Saurabh Vatsa: Basically when the solar eclipse happens, there is a very low level of energy in the universe.

Saurabh Vatsa is a chief executive at O-Zone Networks, which connects wi-fi systems across India. How is that energy linked to the daily grind of business?

Vatsa: Some people don't understand the significance, but to tell you the truth, this is how it works: At the end of the day, business is all about vibrations and it's all about proliferation. Proliferation requires energy.

Vatsa plans to counteract all that low-level energy caused by the eclipse by chanting mantras. He says that should ratchet up the universe's energy level by a notch or two.

One business that thrives on the eclipse is astrology. Naveen Khanna is one of India 's top astrologers. His predictions appear daily in India's Mail Today newspaper. His advice:
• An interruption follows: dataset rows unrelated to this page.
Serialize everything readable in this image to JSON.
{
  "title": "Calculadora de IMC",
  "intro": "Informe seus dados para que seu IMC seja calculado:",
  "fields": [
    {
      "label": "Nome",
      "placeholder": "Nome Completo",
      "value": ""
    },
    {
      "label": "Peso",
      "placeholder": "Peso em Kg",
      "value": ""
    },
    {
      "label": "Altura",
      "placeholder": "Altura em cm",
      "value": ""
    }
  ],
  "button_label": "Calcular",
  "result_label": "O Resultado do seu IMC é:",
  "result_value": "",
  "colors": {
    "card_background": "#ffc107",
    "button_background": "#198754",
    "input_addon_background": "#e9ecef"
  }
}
Naveen Khanna: Business decisions should be postponed. Important signing of documents, important contracts should not be made today, because if the foundation is not right, the whole building will tremble in the future. It's better to be safe than sorry.

And millions of Hindus seem to agree. Temples are reporting a sharp rise in traffic as devotees stop by to offer prayers.

In New Delhi, I'm Raymond Thibodeaux for Marketplace.